||Introduction: Diabetic nephropathy is a frequent and dreaded complication of diabetes mellitus. The purpose of this
work was to study the role of serum cystatin C in the early detection of diabetic nephropathy among type 2 diabetic
Methods: This was a cross-sectional study conducted in Cotonou over a period of six months. Blood samples were
tested at the regional food safety testing analysis laboratory. Type 2 diabetic patients older than 15 years, who gave
their informed consent, were included in the study. Patients with proven proteinuria, acute kidney injury, haematuria,
a positive urine test for nitrite, or reduced glomerular filtration rate <60 mL/min/1.73 m2 were excluded from the
study. All patients were subjected to serum cystatin C and microalbuminuria assays.
Results: Eighty-eight patients were included in the study. Their average age was 50.7 ± 9.6 years and the male to
female ratio was 1.4:1. Twenty-four-hour microalbuminuria was positive in 53 (60%) cases whereas serum cystatin
C tested positive in only 2 cases. Sensitivity and specificity tests applied to cystatin C showed very low sensitivity
(4%) with a positive predictive value of 100% and high specificity (100%) with a negative predictive value of 41%.
Conclusions: When compared with 24-hour microalbuminuria, serum cystatin C assay was not sensitive enough to

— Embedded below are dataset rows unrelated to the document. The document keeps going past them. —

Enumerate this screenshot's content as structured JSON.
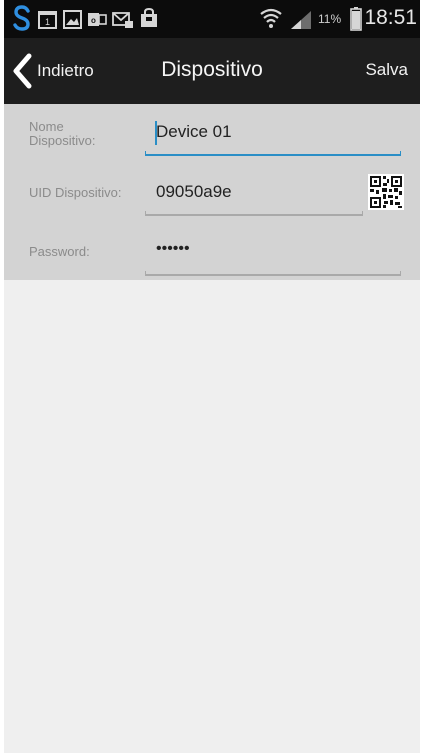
{
  "status_bar": {
    "battery_percent": "11%",
    "time": "18:51"
  },
  "nav": {
    "back_label": "Indietro",
    "title": "Dispositivo",
    "save_label": "Salva"
  },
  "form": {
    "name_label_line1": "Nome",
    "name_label_line2": "Dispositivo:",
    "name_value": "Device 01",
    "uid_label": "UID Dispositivo:",
    "uid_value": "09050a9e",
    "password_label": "Password:",
    "password_value": "••••••"
  },
  "colors": {
    "accent": "#2a8ec6",
    "nav_background": "#1e1e1e",
    "form_background": "#d3d3d3",
    "page_background": "#efefef"
  },
  "icons": [
    "s-app-icon",
    "calendar-icon",
    "gallery-icon",
    "outlook-icon",
    "email-icon",
    "shopping-bag-icon",
    "wifi-icon",
    "signal-icon",
    "battery-icon",
    "back-chevron-icon",
    "qr-code-icon"
  ]
}
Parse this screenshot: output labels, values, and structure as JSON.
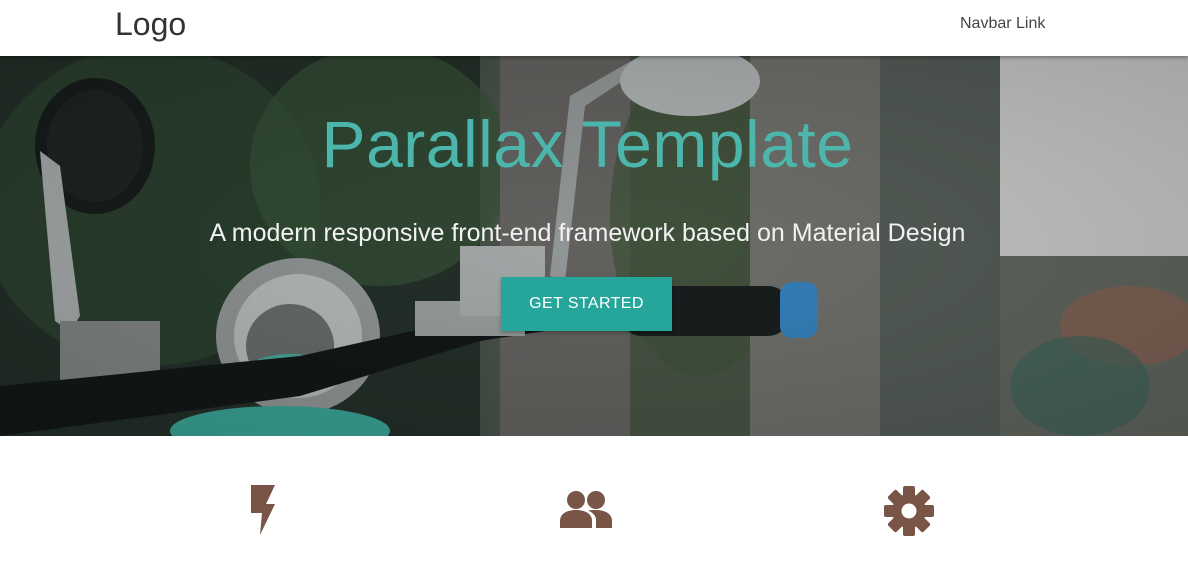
{
  "navbar": {
    "logo": "Logo",
    "link": "Navbar Link"
  },
  "hero": {
    "title": "Parallax Template",
    "subtitle": "A modern responsive front-end framework based on Material Design",
    "button_label": "GET STARTED"
  },
  "features": [
    {
      "icon": "flash-icon"
    },
    {
      "icon": "group-icon"
    },
    {
      "icon": "settings-icon"
    }
  ],
  "colors": {
    "accent": "#26a69a",
    "title": "#4db6ac",
    "icon": "#795548"
  }
}
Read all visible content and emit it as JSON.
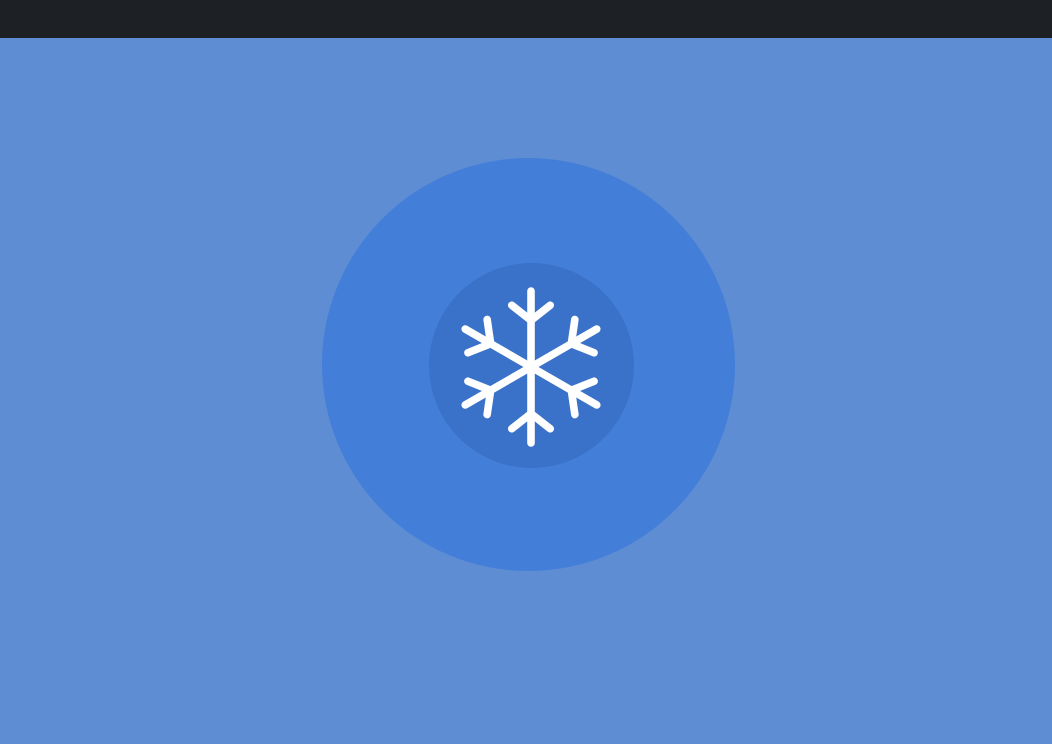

prove suitable for screening for diabetic nephropathy. Serum cystatin C would therefore not be useful for the early
detection of nephropathy among type 2 diabetic patients.